Define endorsement requirement threshold



Changes should move us closer to requiring ESOL “endorsement” (or authorization) of ALL teachers

Decide whether 584-065-0100 is used as a baseline for program approval

Changes should move us closer to an increase in number of Bilingual educators to classrooms

Create university task force to review alignment of program design & TSPC standards

(Fluorescent Orange) Re-examine “white pages.”  May not be sufficient for competent ESOL instruction

Consider offering an ESOL endorsement for administrators

(Fluorescent Orange) Identify what staff or assignments don’t need the endorsement

Specialist license ESOL vs. endorsement



Establish waivers & appeals for experience and/or rural areas

Increase variety of offerings for coursework

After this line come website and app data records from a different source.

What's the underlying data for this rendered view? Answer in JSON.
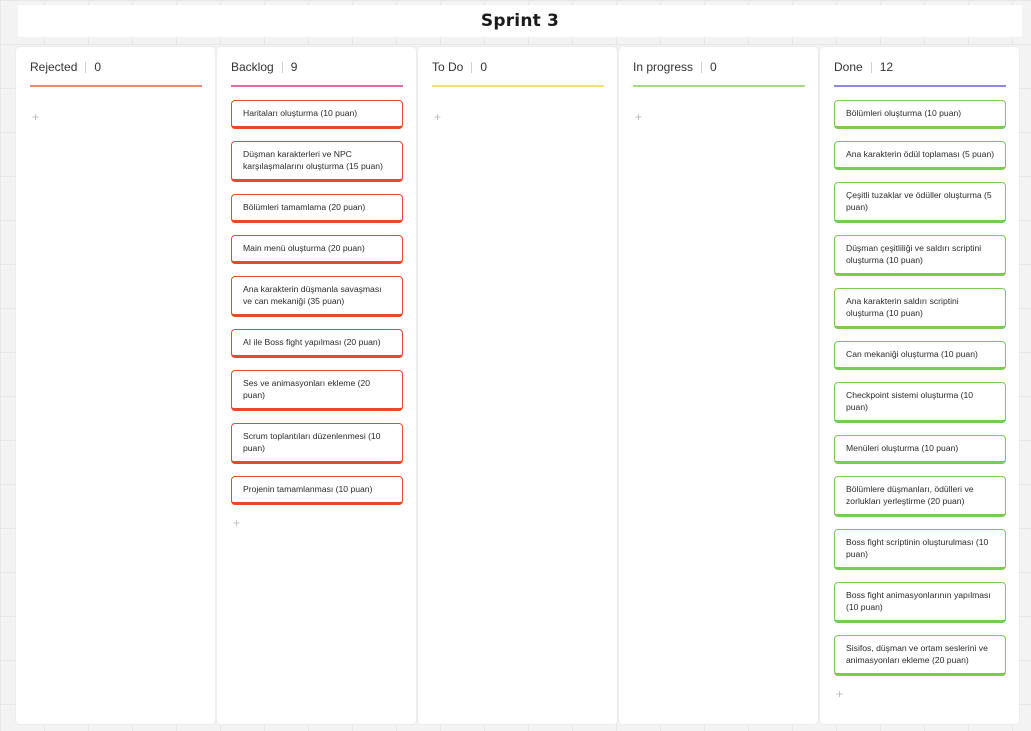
{
  "board": {
    "title": "Sprint 3",
    "add_symbol": "+",
    "columns": [
      {
        "name": "Rejected",
        "count": "0",
        "color": "#f08a73",
        "card_color": "red",
        "cards": []
      },
      {
        "name": "Backlog",
        "count": "9",
        "color": "#e66ba4",
        "card_color": "red",
        "cards": [
          "Haritaları oluşturma (10 puan)",
          "Düşman karakterleri ve NPC karşılaşmalarını oluşturma (15 puan)",
          "Bölümleri tamamlama (20 puan)",
          "Main menü oluşturma (20 puan)",
          "Ana karakterin düşmanla savaşması ve can mekaniği (35 puan)",
          "AI ile Boss fight yapılması (20 puan)",
          "Ses ve animasyonları ekleme (20 puan)",
          "Scrum toplantıları düzenlenmesi (10 puan)",
          "Projenin tamamlanması (10 puan)"
        ]
      },
      {
        "name": "To Do",
        "count": "0",
        "color": "#f4e06d",
        "card_color": "red",
        "cards": []
      },
      {
        "name": "In progress",
        "count": "0",
        "color": "#a7d98a",
        "card_color": "red",
        "cards": []
      },
      {
        "name": "Done",
        "count": "12",
        "color": "#8f8ae0",
        "card_color": "green",
        "cards": [
          "Bölümleri oluşturma  (10 puan)",
          "Ana karakterin ödül toplaması (5 puan)",
          "Çeşitli tuzaklar ve ödüller oluşturma (5 puan)",
          "Düşman çeşitliliği ve saldırı scriptini oluşturma (10 puan)",
          "Ana karakterin saldırı scriptini oluşturma (10 puan)",
          "Can mekaniği oluşturma (10 puan)",
          "Checkpoint sistemi oluşturma (10 puan)",
          "Menüleri oluşturma (10 puan)",
          "Bölümlere düşmanları, ödülleri ve zorlukları yerleştirme (20 puan)",
          "Boss fight scriptinin oluşturulması (10 puan)",
          "Boss fight animasyonlarının yapılması (10 puan)",
          "Sisifos, düşman ve ortam seslerini ve animasyonları ekleme (20 puan)"
        ]
      }
    ]
  }
}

Establish number of credits for coursework (minimum & maximum)

Look at ways to offer program that is most flexible & cost effective

Develop equivalencies across (Institutes of Higher Education) IHEs in Oregon

Create a consortium effort online

Use technology effectively to deliver courses & make them accessible

(Fluorescent Orange) Identify courses designed to fulfill skills needed to do “the white pages” or more

(Fluorescent Orange) Identify what universities would offer endorsement program

Provide online access with strong practicum component



Consider requiring an ESOL endorsement for any teacher who has a large number of ELLs (not only for those teaching English Language Development Standards (ELDs)

Embed it into regular preservice teacher training

Special ESOL needs area that needs its own endorsement


Regular teacher training contain basic courses – shorten runway for courses needed for full endorsement

Embed basic ELL courses in general education teacher licensure programs – hands on pieces (reduce # ESOL endorsement courses)

(Fluorescent Orange) Who needs what? What does ELL specialist need vs. classroom teacher?



Encourage districts to use Title III grant funds for scholarships for tuition for teachers to get ESOL endorsed

Ask ODE to create grants for small schools to support teachers to get endorsed.

Establish district-university partnerships and write grants to obtain funding for the endorsement

Ask local unions (e.g. OEA) to use funding to support teachers to get endorsed

Address cost & access issues (partnerships with districts)

(Fluorescent Orange) Investigate use of Title III $ to help teachers gain endorsement

Investigate grant money to support tuition & associated costs

$ -- Title IA; Title II



For what teaching assignment will you need the ESOL endorsement?

Is preparation the same for ELL specialist and general practitioner with an ESOL endorsement?

Identify licensure specialist vs. ESOL endorsement (classroom teacher)

(Fluorescent Orange) How will ESOL endorsement affect bilingual endorsement? (program & numbers)

Learn from California experience with CLAD (ELA)



Develop ways to determine what the learning issues are language? learning? (Sped/language PSU)

Ask ODE & TSPC to compile relevant data on ELLs

Analyze data on number of ELLs, teachers and programs available in order to determine real needs

(Fluorescent Orange) Investigate states with the add-on endorsement – what have been results/issues?

Define: 1) Who needs the endorsement? 2) What are the objections of the endorsement?



ESOL population in Oregon is increasing rapidly.  New policies need to balance higher quality and teachers supply concerns.

Coordinate programs with student demographics in cooperating districts



Establish a timeline for implementation of new requirements (universities & districts)




  1. Materials from today printed & disseminated  by TSPC staff
  2. TSPC staff will bring issues and information before the commission and test commission’s support
  3. Answer questions identified in strategies; research other states’ experience (OACTE/districts – following dissemination to the commission)
  4. Clarify endorsement definition issues
  5. Bring back specific proposal for further discussions.


Parking Lot Issues:


Idea: Revisit requirement that ESOL can only be added to dual endorsements (authorizations)

Review the quality of practicum idea